  6. 6. CONTRACTORS • The service contractor is a major the scenes player whose function is to provide all major services to exhibition management and exhibitors for trade show. • Contractors actually service two levels of customer 1. Show management 2. Individual exhibitors. • These two customers have different needs during the setup and run of the show and the service contractors is responsible for working with both seta of needs. • The manager provide the contractors with detailed information about the show and its needs.
  7. 7. Services of General Contractors Show Management Service  General decorating- Registration, offices, enterance way.  Pipe and drape setup.  Booth setup.  Carpet rental.  Furniture rental.  Signage and graphics.  Advance palnning for show.  Labour and union contracting and management.  Cleaning service.  Drayage and material handling
  8. 8. Exhibitor services  Rental exhibit options.  Hospitality suite setup.  Booth signage.  Labour union contracting and management.  Carpet rental.  Furniture rental.  Signage and graphics.  Installation and dismantling services.
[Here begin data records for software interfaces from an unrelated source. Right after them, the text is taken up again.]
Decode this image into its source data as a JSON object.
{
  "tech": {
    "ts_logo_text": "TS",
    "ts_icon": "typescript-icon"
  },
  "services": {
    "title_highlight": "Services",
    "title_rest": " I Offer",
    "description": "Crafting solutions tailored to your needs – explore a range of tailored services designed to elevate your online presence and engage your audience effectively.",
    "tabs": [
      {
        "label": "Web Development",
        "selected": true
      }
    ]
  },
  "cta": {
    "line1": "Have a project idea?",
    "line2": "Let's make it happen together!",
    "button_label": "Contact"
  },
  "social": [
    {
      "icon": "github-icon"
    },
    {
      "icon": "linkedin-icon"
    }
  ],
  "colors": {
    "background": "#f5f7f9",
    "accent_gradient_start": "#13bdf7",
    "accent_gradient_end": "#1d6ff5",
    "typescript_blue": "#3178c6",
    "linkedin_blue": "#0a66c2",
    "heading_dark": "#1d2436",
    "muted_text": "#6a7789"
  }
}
  9. 9. Additional Services.  Floral.  Catering.  Photography.  Over the road transportation.  Telephone/fax services.  Modeling.  AV rental.  Security.  Electrical.  Plumbing, air and water.  Exhibit design and construction.
  10. 10. EXHIBITORS Exhibitors rent space, purchase an exhibit, have it transported and set up, all in return for an opportunity to sell and are ultimately responsible for making a decision to participate at any show. Qualities of a Good Exhibitor • Provide unique experiences. • Aware of new technologies. • Booth Design.
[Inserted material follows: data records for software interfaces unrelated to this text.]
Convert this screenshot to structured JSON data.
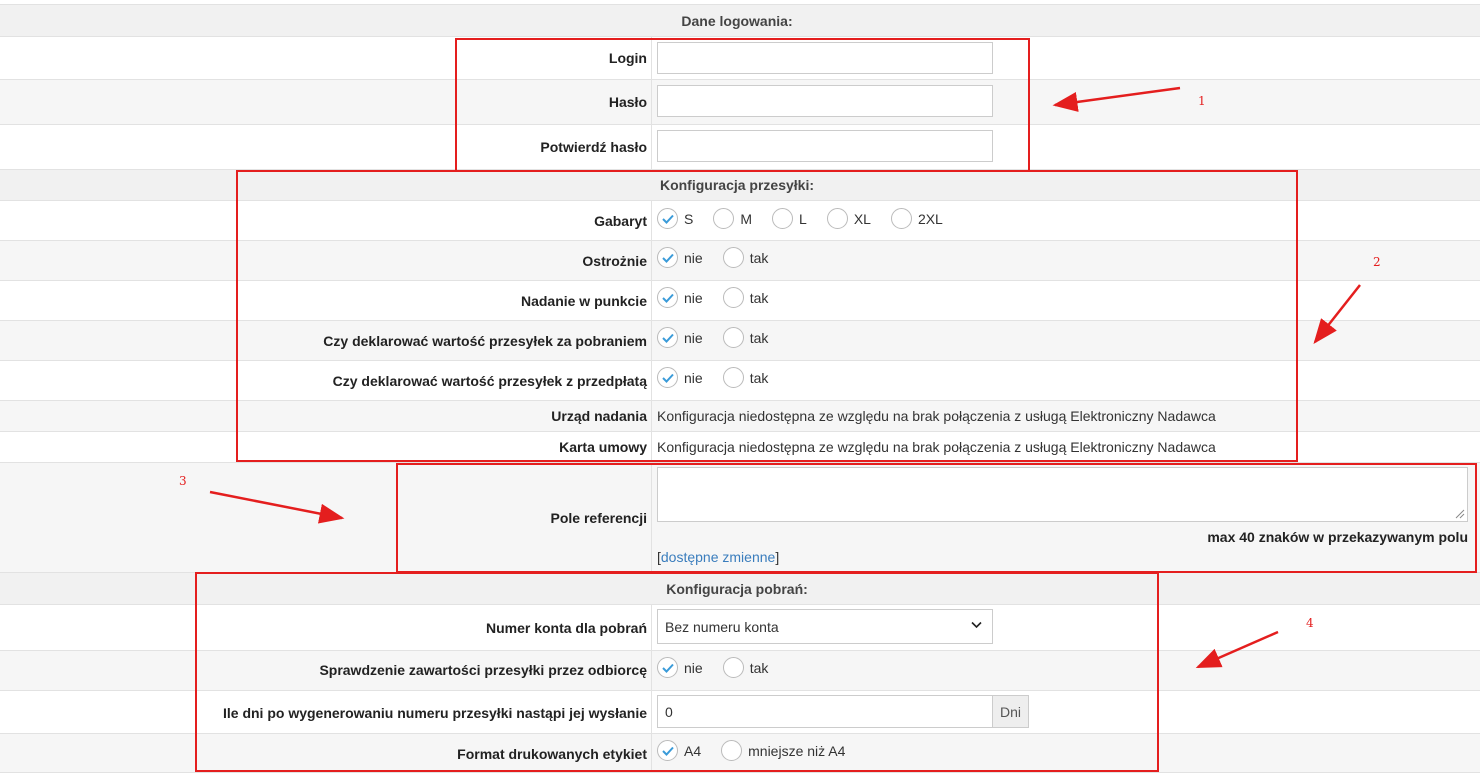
{
  "sections": {
    "login_title": "Dane logowania:",
    "shipping_title": "Konfiguracja przesyłki:",
    "cod_title": "Konfiguracja pobrań:"
  },
  "login": {
    "login_label": "Login",
    "password_label": "Hasło",
    "confirm_label": "Potwierdź hasło",
    "login_value": "",
    "password_value": "",
    "confirm_value": ""
  },
  "shipping": {
    "size_label": "Gabaryt",
    "size_options": [
      "S",
      "M",
      "L",
      "XL",
      "2XL"
    ],
    "size_selected": "S",
    "fragile_label": "Ostrożnie",
    "point_label": "Nadanie w punkcie",
    "declare_cod_label": "Czy deklarować wartość przesyłek za pobraniem",
    "declare_prepaid_label": "Czy deklarować wartość przesyłek z przedpłatą",
    "office_label": "Urząd nadania",
    "contract_label": "Karta umowy",
    "unavailable_text": "Konfiguracja niedostępna ze względu na brak połączenia z usługą Elektroniczny Nadawca",
    "no": "nie",
    "yes": "tak"
  },
  "reference": {
    "label": "Pole referencji",
    "value": "",
    "hint": "max 40 znaków w przekazywanym polu",
    "link_open": "[",
    "link_text": "dostępne zmienne",
    "link_close": "]"
  },
  "cod": {
    "account_label": "Numer konta dla pobrań",
    "account_selected": "Bez numeru konta",
    "inspection_label": "Sprawdzenie zawartości przesyłki przez odbiorcę",
    "days_label": "Ile dni po wygenerowaniu numeru przesyłki nastąpi jej wysłanie",
    "days_value": "0",
    "days_unit": "Dni",
    "format_label": "Format drukowanych etykiet",
    "format_a4": "A4",
    "format_smaller": "mniejsze niż A4"
  },
  "annotations": [
    "1",
    "2",
    "3",
    "4"
  ],
  "colors": {
    "accent_check": "#3a9bd9",
    "annotation_red": "#e41e1e",
    "link": "#3a7dbd"
  }
}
  11. 11. ATTENDEES • Those people who attend trade shows and expositions to buy from the exhibitors or learn more about their industry are called the show attendee or delegates. • There are several different kinds of attendees at trade shows including serious, qualified customes, trade show press and what Miller (1990) calls “Lookie- Loos”. • Trade show manager are often interested in having as many attendees as possible, because high attendance figures make marketing future shows easier. • Any number of people from a particular company might serves as the show attendeea, including CEOs, middle managers, sales managers or buyers.
  12. 12. TRADE SHOW BUREAU  In 1978, twelve industry groups realized that a neutral, non issue-oriented organisation was needed to address the trade show industry.  They found Trade Show Bureau for the solo purpose of promoting Trade Show as a bona fied marketing medium- a vital component in the marketing mix that could match or exceed comparable inveatment in other marketing venues.
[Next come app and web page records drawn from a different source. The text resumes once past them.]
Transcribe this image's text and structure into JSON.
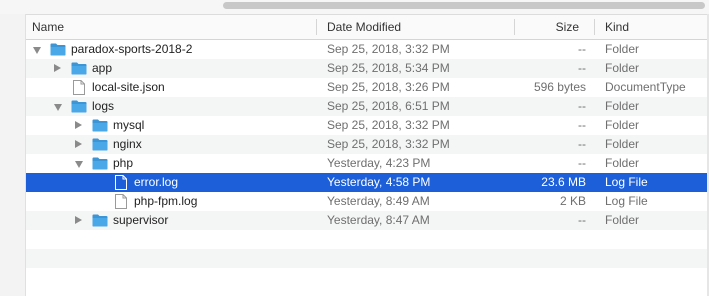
{
  "columns": {
    "name": "Name",
    "date_modified": "Date Modified",
    "size": "Size",
    "kind": "Kind"
  },
  "rows": [
    {
      "name": "paradox-sports-2018-2",
      "date": "Sep 25, 2018, 3:32 PM",
      "size": "--",
      "kind": "Folder",
      "type": "folder",
      "disclosure": "open",
      "depth": 0
    },
    {
      "name": "app",
      "date": "Sep 25, 2018, 5:34 PM",
      "size": "--",
      "kind": "Folder",
      "type": "folder",
      "disclosure": "closed",
      "depth": 1
    },
    {
      "name": "local-site.json",
      "date": "Sep 25, 2018, 3:26 PM",
      "size": "596 bytes",
      "kind": "DocumentType",
      "type": "file",
      "disclosure": "none",
      "depth": 1
    },
    {
      "name": "logs",
      "date": "Sep 25, 2018, 6:51 PM",
      "size": "--",
      "kind": "Folder",
      "type": "folder",
      "disclosure": "open",
      "depth": 1
    },
    {
      "name": "mysql",
      "date": "Sep 25, 2018, 3:32 PM",
      "size": "--",
      "kind": "Folder",
      "type": "folder",
      "disclosure": "closed",
      "depth": 2
    },
    {
      "name": "nginx",
      "date": "Sep 25, 2018, 3:32 PM",
      "size": "--",
      "kind": "Folder",
      "type": "folder",
      "disclosure": "closed",
      "depth": 2
    },
    {
      "name": "php",
      "date": "Yesterday, 4:23 PM",
      "size": "--",
      "kind": "Folder",
      "type": "folder",
      "disclosure": "open",
      "depth": 2
    },
    {
      "name": "error.log",
      "date": "Yesterday, 4:58 PM",
      "size": "23.6 MB",
      "kind": "Log File",
      "type": "file",
      "disclosure": "none",
      "depth": 3,
      "selected": true
    },
    {
      "name": "php-fpm.log",
      "date": "Yesterday, 8:49 AM",
      "size": "2 KB",
      "kind": "Log File",
      "type": "file",
      "disclosure": "none",
      "depth": 3
    },
    {
      "name": "supervisor",
      "date": "Yesterday, 8:47 AM",
      "size": "--",
      "kind": "Folder",
      "type": "folder",
      "disclosure": "closed",
      "depth": 2
    }
  ],
  "colors": {
    "selection": "#1c5fd9",
    "folder": "#4aa8e8",
    "folder_tab": "#3d95d6",
    "secondary_text": "#6f6f6f"
  },
  "icons": {
    "folder": "folder-icon",
    "file": "document-icon",
    "disclosure_open": "disclosure-triangle-open-icon",
    "disclosure_closed": "disclosure-triangle-closed-icon"
  }
}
  13. 13. Ten Steps to Trade Fair Success. 1. Secure management support. 2. Set specific and realistic objectives. 3. Do a market analysis and adequate research. 4. Select a specific trade show that coincides with your market targets. 5. Plan an adequate budget. 6. Develop preshow promotion. 7. Create professional staff for the booth. 8. Learn how to sell and effectively negotiate during the exhibtion. 9. Follow up trade show leads carefully and immediately. 10. Evaluate and measure the performance and result of a trade show.
  14. 14. Major Trade Shows in the World MAGIC LAS VEGAS, U. S. A Texworld Paris
  15. 15. Canton Fair - China Export And Import Fair Global Seafood Exposition, Belgium